Exercise brief —
Go through the listing below and show each line that has the word "Composition".

Supplied records —
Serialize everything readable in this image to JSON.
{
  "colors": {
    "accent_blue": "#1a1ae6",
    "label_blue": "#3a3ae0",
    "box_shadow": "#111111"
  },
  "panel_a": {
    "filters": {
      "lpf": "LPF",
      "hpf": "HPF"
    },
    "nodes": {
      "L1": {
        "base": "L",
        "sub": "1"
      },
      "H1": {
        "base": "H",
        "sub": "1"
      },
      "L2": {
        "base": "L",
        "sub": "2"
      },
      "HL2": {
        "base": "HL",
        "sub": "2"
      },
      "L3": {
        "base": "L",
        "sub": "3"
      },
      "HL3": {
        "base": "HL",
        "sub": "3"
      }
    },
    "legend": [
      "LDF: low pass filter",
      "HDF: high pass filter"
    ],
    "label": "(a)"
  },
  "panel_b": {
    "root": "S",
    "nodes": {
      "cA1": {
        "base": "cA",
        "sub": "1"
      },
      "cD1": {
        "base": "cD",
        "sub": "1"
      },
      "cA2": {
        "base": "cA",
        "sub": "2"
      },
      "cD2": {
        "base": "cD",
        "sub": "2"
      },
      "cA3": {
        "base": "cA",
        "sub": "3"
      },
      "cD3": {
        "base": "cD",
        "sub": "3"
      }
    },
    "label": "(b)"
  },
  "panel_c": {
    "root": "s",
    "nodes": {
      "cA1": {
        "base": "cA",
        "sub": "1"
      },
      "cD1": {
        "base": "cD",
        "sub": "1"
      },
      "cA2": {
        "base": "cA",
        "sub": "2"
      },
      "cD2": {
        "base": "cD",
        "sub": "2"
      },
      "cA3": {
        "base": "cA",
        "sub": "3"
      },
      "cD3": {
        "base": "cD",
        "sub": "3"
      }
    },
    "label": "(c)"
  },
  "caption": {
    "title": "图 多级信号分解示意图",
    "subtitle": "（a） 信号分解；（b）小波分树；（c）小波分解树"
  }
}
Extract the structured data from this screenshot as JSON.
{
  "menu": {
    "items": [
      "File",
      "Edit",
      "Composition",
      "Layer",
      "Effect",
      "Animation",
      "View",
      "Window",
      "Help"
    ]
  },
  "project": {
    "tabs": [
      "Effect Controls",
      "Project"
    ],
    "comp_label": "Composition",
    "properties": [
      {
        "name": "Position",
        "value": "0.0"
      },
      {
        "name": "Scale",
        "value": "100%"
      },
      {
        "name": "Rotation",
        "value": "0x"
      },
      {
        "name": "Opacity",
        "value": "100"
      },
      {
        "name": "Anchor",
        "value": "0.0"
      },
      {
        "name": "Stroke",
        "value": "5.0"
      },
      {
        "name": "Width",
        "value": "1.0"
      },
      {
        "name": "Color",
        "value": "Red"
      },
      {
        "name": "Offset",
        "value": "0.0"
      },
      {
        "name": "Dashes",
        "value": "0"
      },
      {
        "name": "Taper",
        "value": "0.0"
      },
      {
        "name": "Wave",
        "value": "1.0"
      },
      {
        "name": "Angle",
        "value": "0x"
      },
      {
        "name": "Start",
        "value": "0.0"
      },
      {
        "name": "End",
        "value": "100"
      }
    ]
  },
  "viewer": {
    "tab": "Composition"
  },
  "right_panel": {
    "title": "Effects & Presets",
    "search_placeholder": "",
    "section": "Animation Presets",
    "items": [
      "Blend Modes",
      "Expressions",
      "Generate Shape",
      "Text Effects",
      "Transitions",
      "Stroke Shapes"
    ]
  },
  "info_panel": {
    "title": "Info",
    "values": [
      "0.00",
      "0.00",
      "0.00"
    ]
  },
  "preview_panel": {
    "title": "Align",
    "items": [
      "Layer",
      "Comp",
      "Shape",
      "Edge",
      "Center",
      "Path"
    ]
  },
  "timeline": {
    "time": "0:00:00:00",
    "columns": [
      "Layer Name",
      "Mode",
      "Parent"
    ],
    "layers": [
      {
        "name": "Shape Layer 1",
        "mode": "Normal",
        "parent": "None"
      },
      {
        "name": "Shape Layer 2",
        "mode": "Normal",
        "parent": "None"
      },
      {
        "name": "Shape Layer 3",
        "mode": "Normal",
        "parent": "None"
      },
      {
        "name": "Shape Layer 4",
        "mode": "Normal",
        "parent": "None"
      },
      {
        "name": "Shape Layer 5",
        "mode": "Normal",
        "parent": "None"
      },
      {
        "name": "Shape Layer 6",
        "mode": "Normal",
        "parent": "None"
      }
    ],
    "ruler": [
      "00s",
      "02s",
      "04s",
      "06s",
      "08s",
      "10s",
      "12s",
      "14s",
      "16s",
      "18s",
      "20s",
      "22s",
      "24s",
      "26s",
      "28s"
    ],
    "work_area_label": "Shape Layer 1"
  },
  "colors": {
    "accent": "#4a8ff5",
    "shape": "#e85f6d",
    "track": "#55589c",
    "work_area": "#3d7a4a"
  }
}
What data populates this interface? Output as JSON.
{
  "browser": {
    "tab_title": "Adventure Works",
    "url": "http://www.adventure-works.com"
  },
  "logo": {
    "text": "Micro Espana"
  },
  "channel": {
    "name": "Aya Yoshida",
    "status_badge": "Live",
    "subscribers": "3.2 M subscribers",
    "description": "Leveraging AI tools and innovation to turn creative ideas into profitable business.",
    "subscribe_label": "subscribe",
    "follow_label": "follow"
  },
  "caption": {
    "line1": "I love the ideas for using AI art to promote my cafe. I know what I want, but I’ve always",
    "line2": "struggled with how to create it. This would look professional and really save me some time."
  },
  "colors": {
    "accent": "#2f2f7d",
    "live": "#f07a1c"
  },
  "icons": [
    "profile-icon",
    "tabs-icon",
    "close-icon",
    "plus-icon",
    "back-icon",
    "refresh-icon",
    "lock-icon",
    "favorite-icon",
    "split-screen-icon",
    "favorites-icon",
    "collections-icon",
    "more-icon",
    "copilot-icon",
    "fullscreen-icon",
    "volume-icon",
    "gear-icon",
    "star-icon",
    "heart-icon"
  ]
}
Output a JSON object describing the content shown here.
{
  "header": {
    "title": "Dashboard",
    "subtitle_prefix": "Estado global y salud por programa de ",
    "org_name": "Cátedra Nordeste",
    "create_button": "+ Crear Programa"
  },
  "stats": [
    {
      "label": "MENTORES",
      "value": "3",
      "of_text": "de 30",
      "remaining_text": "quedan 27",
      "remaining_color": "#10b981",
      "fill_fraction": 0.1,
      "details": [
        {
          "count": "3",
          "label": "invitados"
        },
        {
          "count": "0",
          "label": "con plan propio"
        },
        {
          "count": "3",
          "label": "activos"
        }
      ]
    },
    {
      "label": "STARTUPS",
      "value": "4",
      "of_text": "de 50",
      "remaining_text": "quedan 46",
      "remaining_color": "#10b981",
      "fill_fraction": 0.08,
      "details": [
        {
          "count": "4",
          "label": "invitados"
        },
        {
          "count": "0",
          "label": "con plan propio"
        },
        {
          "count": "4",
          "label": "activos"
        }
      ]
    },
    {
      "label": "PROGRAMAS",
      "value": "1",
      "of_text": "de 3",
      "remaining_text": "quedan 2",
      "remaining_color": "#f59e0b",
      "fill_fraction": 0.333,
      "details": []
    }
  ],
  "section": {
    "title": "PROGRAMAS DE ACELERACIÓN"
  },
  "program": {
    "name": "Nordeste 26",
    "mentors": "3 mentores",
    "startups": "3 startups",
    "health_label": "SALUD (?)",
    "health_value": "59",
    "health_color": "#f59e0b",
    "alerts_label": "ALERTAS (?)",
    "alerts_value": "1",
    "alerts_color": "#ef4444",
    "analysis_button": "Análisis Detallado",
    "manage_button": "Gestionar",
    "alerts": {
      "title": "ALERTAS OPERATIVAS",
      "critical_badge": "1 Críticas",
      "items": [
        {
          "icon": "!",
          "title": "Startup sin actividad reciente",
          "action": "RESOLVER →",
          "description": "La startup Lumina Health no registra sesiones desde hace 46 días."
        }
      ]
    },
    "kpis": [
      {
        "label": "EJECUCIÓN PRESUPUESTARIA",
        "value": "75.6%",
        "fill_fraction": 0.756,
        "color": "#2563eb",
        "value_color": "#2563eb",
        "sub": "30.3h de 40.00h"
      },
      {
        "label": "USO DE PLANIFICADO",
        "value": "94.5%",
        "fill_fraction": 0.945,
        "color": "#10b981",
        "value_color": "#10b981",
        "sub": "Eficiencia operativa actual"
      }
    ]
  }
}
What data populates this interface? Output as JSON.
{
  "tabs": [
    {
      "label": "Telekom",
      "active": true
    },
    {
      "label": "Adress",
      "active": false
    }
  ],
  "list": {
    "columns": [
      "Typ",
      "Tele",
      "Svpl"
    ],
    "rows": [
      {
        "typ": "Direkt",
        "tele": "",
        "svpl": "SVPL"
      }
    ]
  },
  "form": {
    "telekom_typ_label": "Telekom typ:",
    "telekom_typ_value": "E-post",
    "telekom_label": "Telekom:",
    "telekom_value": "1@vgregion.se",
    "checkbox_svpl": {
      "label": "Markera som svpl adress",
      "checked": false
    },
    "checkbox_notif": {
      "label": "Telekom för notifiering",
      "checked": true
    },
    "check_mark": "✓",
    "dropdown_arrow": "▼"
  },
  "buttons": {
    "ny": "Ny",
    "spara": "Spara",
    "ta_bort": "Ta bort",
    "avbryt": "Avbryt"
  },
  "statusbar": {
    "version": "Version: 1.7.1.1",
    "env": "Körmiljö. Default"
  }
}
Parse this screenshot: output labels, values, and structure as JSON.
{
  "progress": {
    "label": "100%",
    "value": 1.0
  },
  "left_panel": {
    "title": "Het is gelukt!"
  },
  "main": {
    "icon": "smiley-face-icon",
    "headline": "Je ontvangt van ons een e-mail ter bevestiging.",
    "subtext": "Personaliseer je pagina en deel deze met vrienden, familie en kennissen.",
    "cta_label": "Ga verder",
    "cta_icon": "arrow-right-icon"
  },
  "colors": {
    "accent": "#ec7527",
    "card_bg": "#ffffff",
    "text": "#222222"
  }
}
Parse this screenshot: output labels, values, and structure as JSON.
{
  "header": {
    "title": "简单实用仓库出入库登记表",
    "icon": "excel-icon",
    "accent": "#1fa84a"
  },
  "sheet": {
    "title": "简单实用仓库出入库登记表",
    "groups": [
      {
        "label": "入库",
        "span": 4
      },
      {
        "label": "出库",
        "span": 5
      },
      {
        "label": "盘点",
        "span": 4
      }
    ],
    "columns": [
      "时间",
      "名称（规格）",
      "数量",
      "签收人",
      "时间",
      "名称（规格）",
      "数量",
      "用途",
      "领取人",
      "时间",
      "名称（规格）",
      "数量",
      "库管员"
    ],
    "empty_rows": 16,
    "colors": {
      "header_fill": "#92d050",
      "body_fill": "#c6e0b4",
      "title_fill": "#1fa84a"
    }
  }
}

Answer box —
      "Composition",
    "comp_label": "Composition",
    "tab": "Composition"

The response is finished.